So now you will have to understand three words. One word is ”doubt,” another word is ”belief,” the third word is ”trust” or ”faith”. Doubt is a negative attitude towards anything. Whatsoever is said, first you look at it negatively. You are ` against it, and you will find reasons, rationalizations how to support your ”againstness.” Then there is the mind of belief. It is just like the mind of doubt only standing upside down; there is not much difference. This mind looks at things positively and tries to find reasons, rationalizations how to support it, how to be for it. The mind who doubts suppresses belief; the mind who believes suppresses doubt – but they both are of the same stuff; the quality is not different.
Then there is a third mind whose doubting has simply disappeared – and when doubt disappears, belief also disappears. Faith is not belief, it is love. Faith is not belief because it is not half, it is total. Faith is not belief because there is no doubt in it, so how can you believe? Faith is not a rationalization at all: neither for nor against, neither this nor that. Faith is a trusting, a deep trusting, a love. You don’t find any rationalizations for it, it simply is so. So what to do?

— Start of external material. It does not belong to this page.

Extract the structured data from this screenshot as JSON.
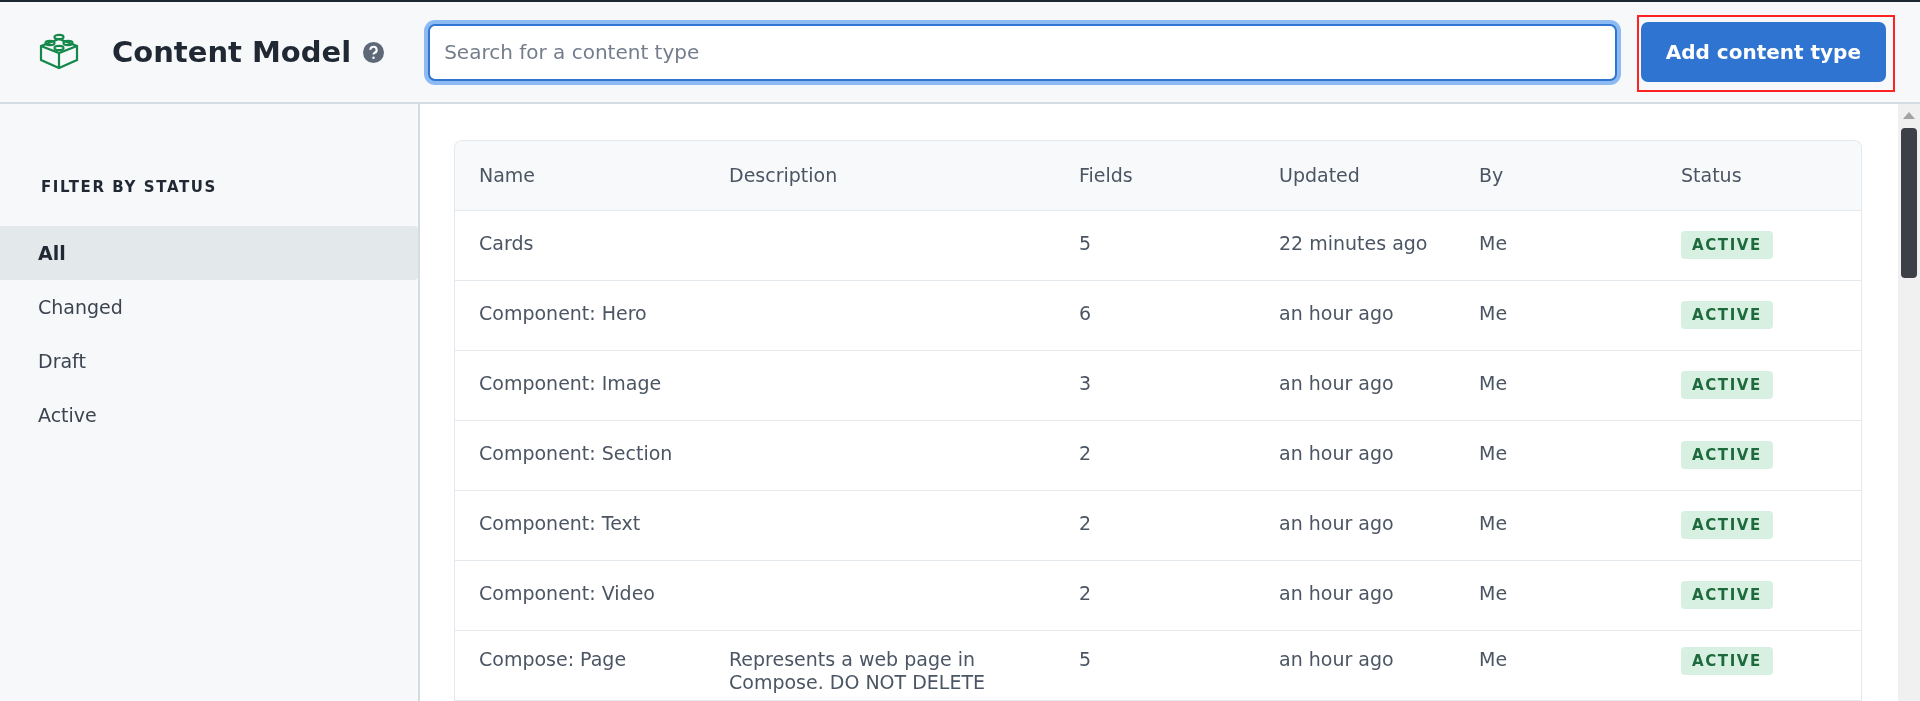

Don’t create belief against faith. Just be indifferent to belief and doubt both, and bring your energies towards more and more love; love more, love unconditionally. Not only love me, because that is not possible: if you love, you simply love more. If you love, you simply exist in a more loving way – not only towards the master, but towards everything that exists around you: towards the trees and the stones, and the sky and the earth. You, your being, your very quality of being, becomes a love phenomenon. Then trust arises.